The scholarly purview of proportional electoral representation versus one vote, one value overlooks notable exceptions to the latter principle in U.S. and U.K. politics (CAQ electoral plan, Nov. 27).

In the U.S., setting aside gerrymandering and obstructive disenfranchisement, the Electoral College privileges less populous states to disproportional representation in presidential elections -- e.g., Trump lost by the vote of the national plurality.

In the U.K., Westminster's shifting devolution of powers to regional Parliaments maintains a shaky balance between centric regression and sovereign rebellion.

Jonathan Rau Chaplin


(0) comments

Welcome to the discussion.

Keep it Clean. Please avoid obscene, vulgar, lewd, racist or sexually-oriented language.
Don't Threaten. Threats of harming another person will not be tolerated.
Be Truthful. Don't knowingly lie about anyone or anything.
Be Nice. No racism, sexism or any sort of -ism that is degrading to another person.
Be Proactive.
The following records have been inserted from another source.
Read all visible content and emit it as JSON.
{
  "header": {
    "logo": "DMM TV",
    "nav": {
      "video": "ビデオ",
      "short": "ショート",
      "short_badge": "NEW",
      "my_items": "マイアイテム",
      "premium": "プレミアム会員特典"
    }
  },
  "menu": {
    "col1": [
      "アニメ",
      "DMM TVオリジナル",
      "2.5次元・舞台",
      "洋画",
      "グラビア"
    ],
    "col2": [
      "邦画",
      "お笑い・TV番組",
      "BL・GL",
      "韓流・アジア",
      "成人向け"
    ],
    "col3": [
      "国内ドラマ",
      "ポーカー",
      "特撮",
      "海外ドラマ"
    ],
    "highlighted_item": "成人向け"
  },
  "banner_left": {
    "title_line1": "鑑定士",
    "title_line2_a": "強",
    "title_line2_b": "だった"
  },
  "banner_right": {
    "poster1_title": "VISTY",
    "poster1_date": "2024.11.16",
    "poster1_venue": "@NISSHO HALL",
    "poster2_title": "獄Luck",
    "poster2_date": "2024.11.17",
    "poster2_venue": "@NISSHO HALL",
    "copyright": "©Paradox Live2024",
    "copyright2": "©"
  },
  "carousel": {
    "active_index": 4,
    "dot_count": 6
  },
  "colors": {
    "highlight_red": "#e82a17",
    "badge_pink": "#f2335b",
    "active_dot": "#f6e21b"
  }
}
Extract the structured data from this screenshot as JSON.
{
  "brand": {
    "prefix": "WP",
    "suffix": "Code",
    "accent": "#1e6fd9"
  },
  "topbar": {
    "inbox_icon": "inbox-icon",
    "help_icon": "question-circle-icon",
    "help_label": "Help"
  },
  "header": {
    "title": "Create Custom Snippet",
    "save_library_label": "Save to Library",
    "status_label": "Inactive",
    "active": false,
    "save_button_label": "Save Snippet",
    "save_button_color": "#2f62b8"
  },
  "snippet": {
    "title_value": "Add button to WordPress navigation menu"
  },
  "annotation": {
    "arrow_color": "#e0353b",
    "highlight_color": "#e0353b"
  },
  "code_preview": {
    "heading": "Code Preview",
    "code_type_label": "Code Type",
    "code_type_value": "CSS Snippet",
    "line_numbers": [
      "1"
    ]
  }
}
Use the 'Report' link on each comment to let us know of abusive posts.
Share with Us. We'd love to hear eyewitness accounts, the history behind an article.